(Page and application data records)
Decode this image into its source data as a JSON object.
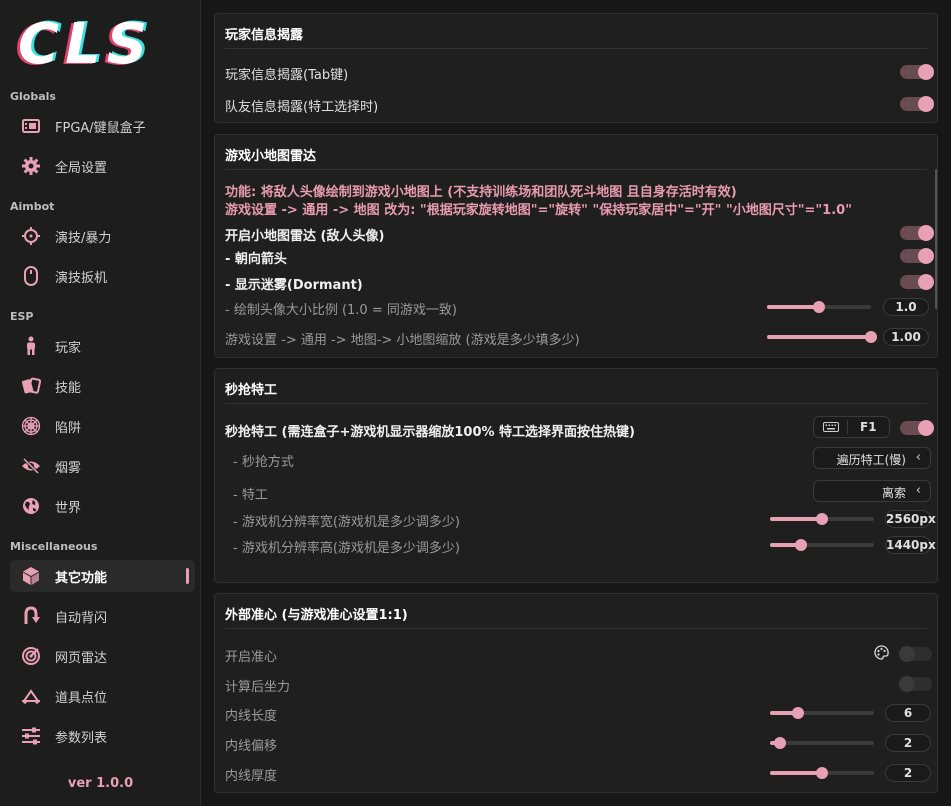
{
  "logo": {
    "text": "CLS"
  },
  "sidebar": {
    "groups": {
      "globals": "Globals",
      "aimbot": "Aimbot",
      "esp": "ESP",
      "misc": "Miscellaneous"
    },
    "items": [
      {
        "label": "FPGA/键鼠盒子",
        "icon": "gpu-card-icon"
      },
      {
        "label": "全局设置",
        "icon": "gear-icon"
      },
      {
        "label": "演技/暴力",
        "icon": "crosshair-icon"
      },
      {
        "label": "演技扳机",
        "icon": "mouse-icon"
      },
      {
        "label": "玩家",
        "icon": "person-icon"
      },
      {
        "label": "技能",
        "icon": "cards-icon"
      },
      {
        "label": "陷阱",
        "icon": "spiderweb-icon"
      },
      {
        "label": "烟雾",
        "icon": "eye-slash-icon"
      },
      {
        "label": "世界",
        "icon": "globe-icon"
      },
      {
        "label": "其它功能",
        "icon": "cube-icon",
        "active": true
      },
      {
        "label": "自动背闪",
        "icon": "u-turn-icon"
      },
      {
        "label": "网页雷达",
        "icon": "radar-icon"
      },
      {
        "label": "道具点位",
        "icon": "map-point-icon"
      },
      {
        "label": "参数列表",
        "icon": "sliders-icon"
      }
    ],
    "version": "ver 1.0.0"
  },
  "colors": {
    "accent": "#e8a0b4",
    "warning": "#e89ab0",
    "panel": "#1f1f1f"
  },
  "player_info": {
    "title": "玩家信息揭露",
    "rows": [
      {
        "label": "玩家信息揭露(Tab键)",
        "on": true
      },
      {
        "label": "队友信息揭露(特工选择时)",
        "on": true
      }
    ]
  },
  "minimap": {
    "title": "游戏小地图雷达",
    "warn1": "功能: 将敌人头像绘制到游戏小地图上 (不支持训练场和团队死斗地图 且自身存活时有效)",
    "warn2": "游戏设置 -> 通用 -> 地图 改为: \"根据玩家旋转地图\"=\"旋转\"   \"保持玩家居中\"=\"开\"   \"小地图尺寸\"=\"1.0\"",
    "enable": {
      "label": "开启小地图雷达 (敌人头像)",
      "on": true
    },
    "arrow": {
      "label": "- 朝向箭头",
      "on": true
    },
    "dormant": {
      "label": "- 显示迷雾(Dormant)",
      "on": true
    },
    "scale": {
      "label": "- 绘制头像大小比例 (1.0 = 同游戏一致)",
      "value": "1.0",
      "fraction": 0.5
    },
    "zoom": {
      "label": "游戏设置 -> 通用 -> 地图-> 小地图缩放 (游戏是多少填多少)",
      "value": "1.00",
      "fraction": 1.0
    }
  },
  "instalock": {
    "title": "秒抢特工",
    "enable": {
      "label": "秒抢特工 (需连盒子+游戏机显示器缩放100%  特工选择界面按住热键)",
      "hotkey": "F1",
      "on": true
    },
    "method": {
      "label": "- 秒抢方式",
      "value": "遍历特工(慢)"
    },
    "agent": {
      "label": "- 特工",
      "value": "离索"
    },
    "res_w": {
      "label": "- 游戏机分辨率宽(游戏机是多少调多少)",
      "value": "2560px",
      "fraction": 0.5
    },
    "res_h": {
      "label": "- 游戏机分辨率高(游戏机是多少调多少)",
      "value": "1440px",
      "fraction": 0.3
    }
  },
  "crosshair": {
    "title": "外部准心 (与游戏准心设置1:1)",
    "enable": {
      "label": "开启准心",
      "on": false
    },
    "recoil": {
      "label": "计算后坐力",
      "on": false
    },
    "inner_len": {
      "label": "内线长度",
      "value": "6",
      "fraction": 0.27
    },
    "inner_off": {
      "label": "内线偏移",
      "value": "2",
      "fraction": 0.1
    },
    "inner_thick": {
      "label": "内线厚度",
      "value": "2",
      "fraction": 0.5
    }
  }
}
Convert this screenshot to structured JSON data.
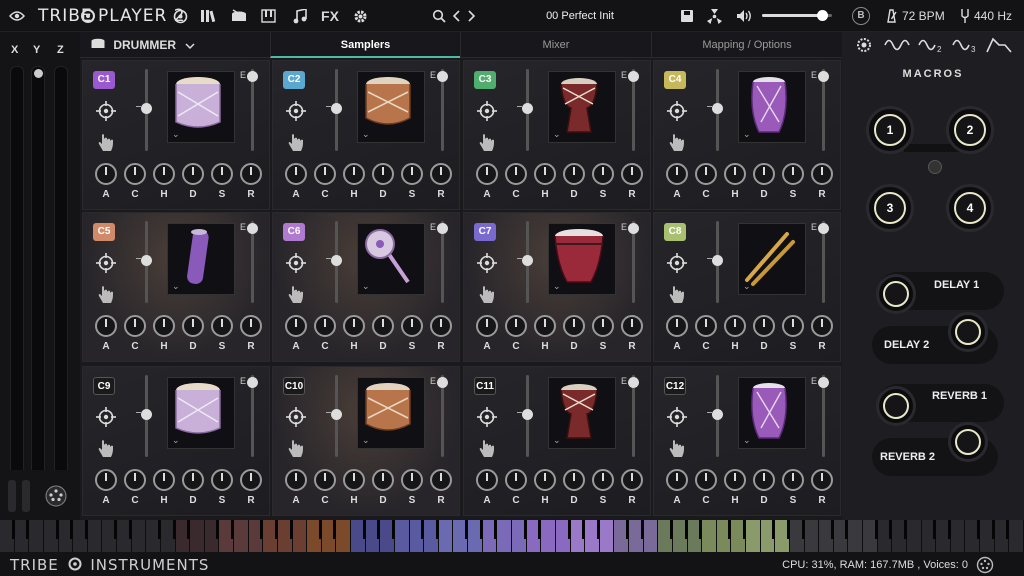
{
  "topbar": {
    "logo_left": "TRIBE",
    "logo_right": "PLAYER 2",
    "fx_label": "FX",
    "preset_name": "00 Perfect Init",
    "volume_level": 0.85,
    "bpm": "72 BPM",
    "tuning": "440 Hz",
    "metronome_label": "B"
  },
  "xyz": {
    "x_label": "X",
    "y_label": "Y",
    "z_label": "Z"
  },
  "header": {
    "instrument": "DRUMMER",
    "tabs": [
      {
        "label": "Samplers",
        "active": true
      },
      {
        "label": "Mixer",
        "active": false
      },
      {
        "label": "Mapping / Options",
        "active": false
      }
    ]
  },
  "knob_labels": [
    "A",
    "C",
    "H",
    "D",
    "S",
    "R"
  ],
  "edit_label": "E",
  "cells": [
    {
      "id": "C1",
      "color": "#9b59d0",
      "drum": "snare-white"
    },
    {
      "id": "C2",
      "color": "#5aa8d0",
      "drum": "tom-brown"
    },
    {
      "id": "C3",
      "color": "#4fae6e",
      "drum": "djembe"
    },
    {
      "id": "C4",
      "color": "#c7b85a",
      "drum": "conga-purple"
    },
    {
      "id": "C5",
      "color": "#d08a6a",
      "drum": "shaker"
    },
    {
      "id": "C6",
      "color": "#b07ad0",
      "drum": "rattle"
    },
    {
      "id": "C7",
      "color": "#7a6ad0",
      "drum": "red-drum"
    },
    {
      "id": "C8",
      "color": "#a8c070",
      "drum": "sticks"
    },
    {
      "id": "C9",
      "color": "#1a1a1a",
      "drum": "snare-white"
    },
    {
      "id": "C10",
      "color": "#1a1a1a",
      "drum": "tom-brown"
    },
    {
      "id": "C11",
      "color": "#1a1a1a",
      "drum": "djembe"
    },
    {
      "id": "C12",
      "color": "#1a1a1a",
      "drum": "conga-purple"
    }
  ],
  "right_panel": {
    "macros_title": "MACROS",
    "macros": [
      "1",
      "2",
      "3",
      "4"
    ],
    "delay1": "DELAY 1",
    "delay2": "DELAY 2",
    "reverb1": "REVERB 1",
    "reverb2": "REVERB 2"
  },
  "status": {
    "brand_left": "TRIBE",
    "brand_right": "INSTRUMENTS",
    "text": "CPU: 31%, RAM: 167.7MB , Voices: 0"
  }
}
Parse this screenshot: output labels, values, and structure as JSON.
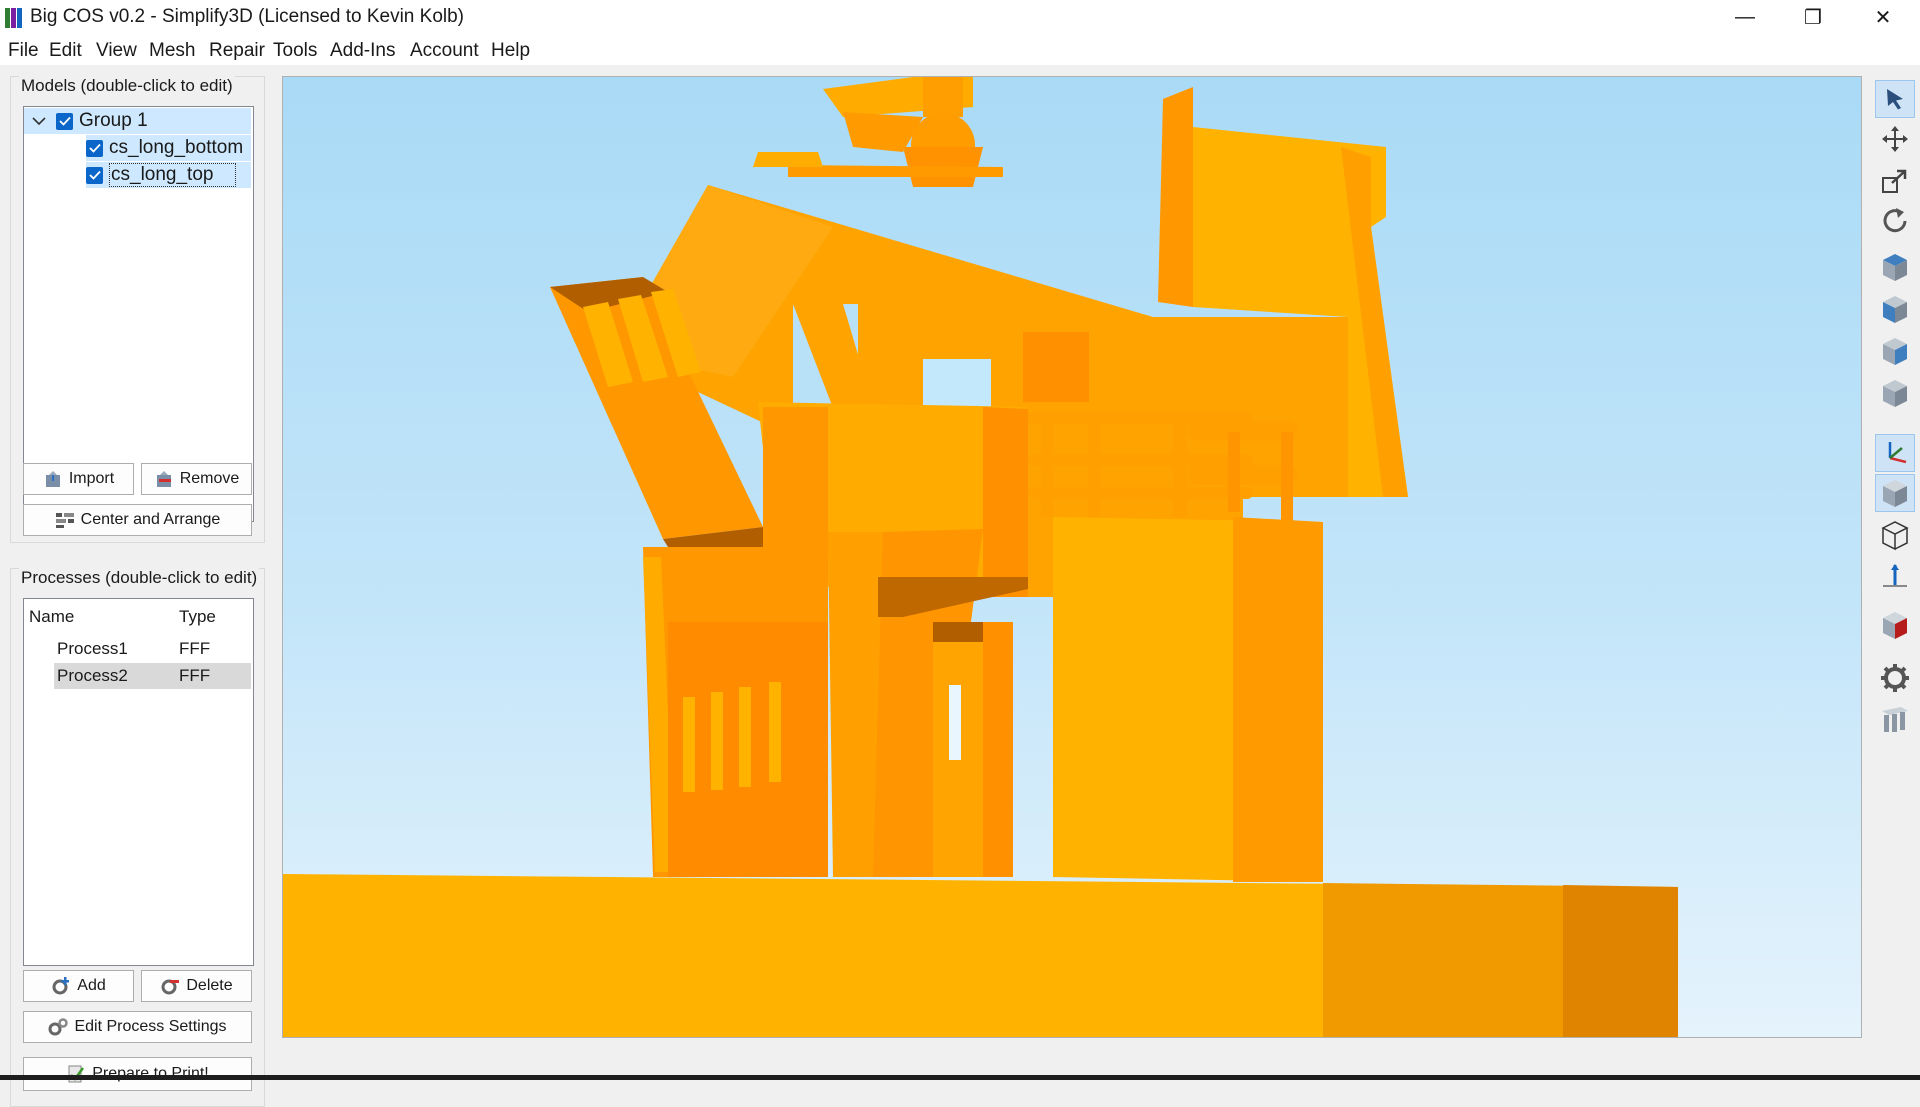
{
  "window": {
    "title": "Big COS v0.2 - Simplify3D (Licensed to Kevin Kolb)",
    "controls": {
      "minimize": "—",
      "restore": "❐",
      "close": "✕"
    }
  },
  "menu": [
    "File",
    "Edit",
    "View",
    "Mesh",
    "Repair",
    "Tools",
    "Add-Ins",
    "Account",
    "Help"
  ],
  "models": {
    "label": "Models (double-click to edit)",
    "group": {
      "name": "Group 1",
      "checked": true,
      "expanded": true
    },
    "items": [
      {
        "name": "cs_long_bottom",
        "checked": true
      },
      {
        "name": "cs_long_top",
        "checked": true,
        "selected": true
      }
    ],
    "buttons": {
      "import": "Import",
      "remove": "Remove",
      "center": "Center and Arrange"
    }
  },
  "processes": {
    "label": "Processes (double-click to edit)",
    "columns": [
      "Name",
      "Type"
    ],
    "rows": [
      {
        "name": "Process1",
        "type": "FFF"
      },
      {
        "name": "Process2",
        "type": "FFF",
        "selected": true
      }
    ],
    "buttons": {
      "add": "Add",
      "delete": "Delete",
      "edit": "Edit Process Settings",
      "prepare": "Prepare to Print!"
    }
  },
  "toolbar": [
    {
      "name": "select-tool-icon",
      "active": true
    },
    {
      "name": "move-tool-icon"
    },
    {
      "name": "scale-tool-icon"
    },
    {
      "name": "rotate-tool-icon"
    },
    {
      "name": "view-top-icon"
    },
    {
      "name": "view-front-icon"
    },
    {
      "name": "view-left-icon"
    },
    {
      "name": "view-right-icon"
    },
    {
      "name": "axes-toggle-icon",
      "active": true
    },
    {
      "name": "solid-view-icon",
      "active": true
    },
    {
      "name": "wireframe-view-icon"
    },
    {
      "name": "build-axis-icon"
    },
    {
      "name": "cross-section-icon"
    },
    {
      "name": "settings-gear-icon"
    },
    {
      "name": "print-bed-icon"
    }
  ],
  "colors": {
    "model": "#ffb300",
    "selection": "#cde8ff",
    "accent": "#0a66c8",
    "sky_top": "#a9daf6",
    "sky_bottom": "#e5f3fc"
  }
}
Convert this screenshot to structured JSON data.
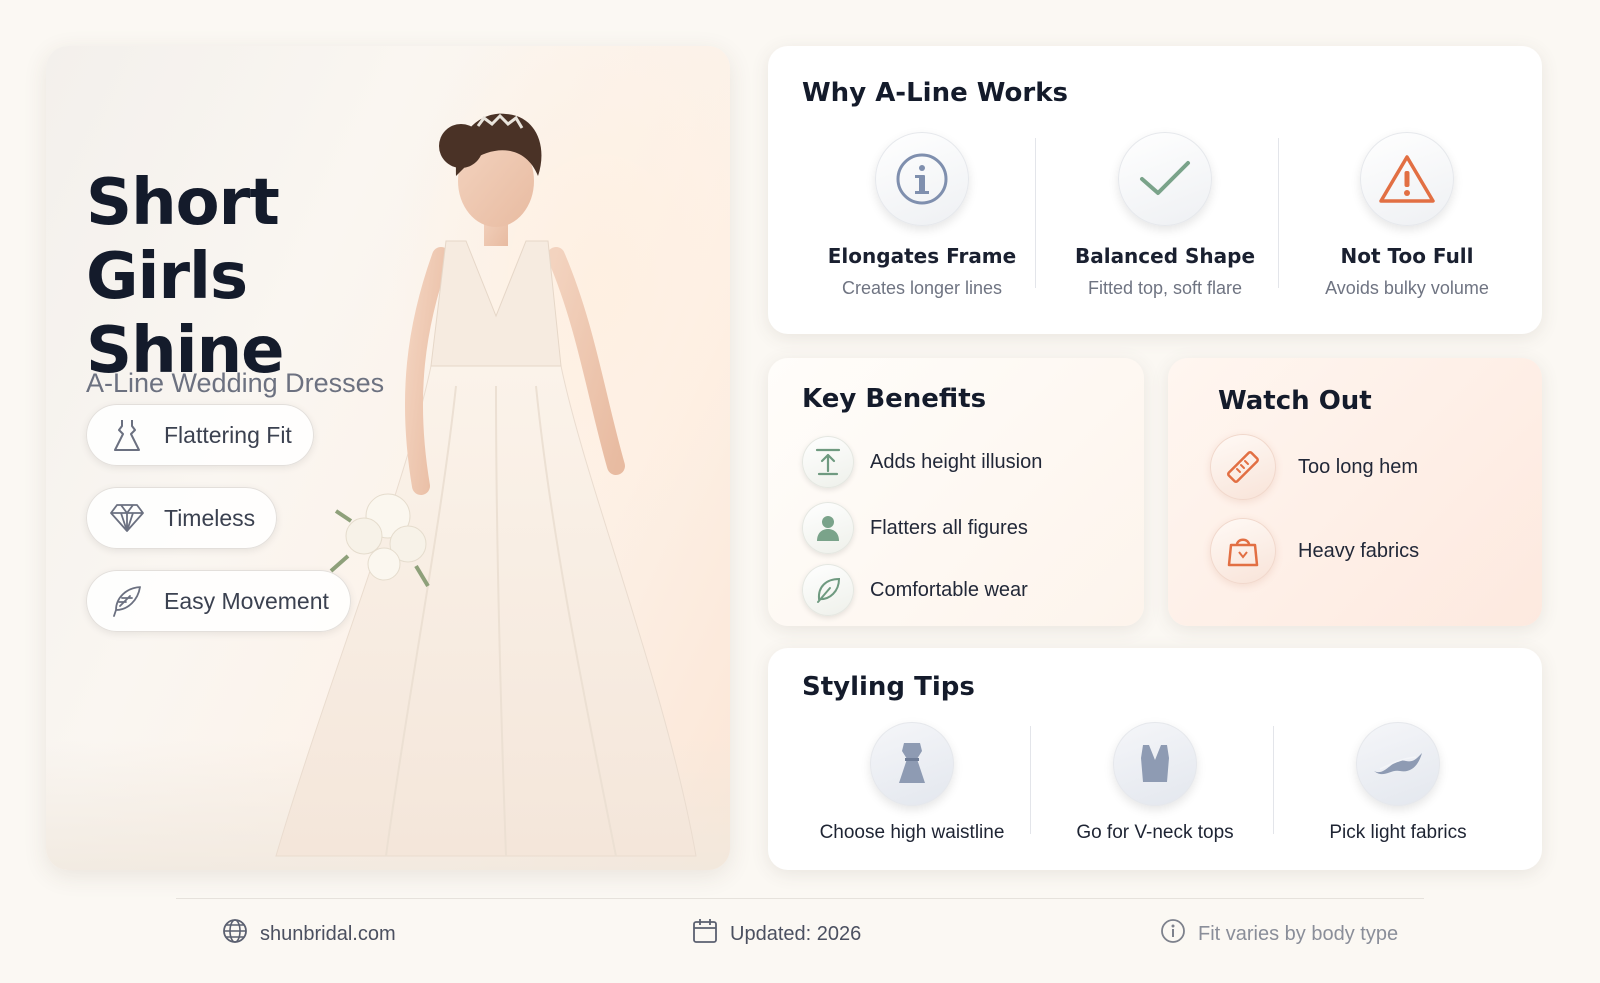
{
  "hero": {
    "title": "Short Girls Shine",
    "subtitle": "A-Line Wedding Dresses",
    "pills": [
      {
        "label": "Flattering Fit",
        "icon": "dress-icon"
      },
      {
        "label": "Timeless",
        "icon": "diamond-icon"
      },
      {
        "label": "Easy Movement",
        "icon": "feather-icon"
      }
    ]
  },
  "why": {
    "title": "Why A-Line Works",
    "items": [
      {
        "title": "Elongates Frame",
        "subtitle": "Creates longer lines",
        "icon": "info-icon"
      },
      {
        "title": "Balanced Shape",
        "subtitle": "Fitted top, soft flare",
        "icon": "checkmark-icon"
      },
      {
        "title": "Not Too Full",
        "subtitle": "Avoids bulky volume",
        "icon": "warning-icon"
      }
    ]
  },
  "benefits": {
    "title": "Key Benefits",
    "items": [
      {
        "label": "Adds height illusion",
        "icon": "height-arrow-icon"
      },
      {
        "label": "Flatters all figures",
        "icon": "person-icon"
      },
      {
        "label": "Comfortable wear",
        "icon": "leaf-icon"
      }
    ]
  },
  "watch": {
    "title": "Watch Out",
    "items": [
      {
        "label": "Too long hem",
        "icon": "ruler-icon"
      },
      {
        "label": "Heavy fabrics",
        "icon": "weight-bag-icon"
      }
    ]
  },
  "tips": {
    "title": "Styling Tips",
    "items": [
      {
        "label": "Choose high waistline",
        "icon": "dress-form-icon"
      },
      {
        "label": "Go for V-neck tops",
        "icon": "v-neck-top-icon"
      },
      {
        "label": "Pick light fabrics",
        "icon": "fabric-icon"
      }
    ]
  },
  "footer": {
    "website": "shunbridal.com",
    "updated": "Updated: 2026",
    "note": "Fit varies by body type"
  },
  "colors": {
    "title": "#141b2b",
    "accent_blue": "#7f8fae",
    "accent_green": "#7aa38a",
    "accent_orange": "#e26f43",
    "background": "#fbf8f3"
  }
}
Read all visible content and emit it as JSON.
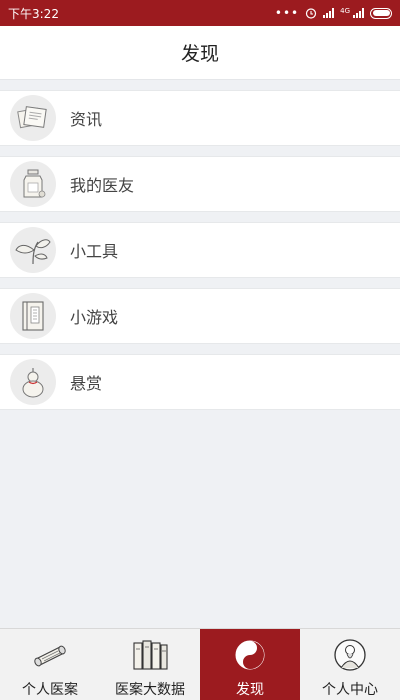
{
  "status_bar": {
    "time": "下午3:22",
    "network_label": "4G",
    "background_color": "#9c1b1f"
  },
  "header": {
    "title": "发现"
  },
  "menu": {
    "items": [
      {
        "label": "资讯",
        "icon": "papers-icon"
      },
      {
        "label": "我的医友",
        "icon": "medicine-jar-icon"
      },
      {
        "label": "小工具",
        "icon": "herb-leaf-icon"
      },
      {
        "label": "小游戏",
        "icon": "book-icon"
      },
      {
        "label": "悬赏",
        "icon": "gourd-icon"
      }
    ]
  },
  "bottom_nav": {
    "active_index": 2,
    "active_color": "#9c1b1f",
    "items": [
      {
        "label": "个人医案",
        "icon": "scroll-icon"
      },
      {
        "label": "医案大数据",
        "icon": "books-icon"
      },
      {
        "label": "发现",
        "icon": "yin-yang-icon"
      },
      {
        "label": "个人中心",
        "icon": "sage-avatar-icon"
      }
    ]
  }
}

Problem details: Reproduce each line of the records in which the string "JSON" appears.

Answer for this exercise:
Decode this image into its source data as a JSON object.
Convert this screenshot to structured JSON data.
Parse this screenshot: output labels, values, and structure as JSON.
Convert this screenshot to structured JSON data.
Read all visible content and emit it as JSON.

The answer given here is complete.